The health department’s concept will exchange clean for contaminated needles, and provide testing and other services that the department already offers. Another goal is to help guide drug users toward treatment.
Trial set for former Ohio college basketball coach
COVINGTON (AP) — A bench trial has been set for a former Ohio college women’s basketball coach accused of groping a player in northern Kentucky.
The Cincinnati Enquirer reports court records show the trial of former Xavier University assistant women’s basketball coach Brian McKey is expected to start March 21 in Kenton County.
McKey’s attorney earlier entered a not-guilty plea for the 29-year-old on a misdemeanor charge of third-degree sexual assault.
A player that he coached at Xavier says he invited her to come to his Covington, Kentucky, home and touched her inappropriately. She says he tried to kiss her, but she pushed him away and left.
He had become a University of Maryland assistant, but resigned after the allegation surfaced.
UofL social work school sponsoring conference
LOUISVILLE (AP) — The University of Louisville’s Kent School of Social Work is sponsoring a conference geared toward young people, their parents and educators.
UofL says the conference will focus on such issues as healthy relationships, the value of diversity, safe social-media use and parent-child communication. The free, public conference is set for March 5.
The conference, called “Building Healthy Relationships Together,” will run from 9 a.m. to noon at Foster Traditional Academy.
The morning sessions are geared toward young people and adults such as educators, counselors and parents.
Local leaders will talk about issues such as bullying and wise navigation of online communication.

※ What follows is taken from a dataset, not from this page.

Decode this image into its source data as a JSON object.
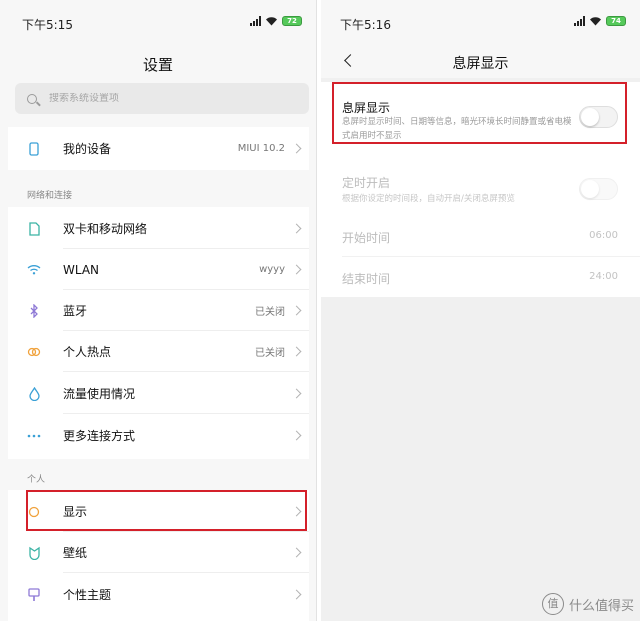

Suspect charged in triple fatal shooting pleads not guilty
LOUISVILLE (AP) — The suspect arrested in the fatal shooting of three people found at a Louisville home has pleaded not guilty.
The Courier-Journal reports 26-year-old George Slaughter of Louisville pleaded not guilty Monday in Jefferson District Court. Slaughter is charged with three counts of murder and tampering with physical evidence in connection with the killings.
Deputy Coroner Eddie Robinson says Louisville Metro Police found 35-year-old William Neal and 43-year-old Elizabeth Draper dead inside their home early Saturday.
Thirty-six-year-old Douglas Weber, of New Albany, Indiana, was also pronounced dead at the scene.
Police arrested Slaughter later that day. He is currently being held on bond. Online jail records do not list an attorney for Slaughter.
His next court appearance is Feb. 25.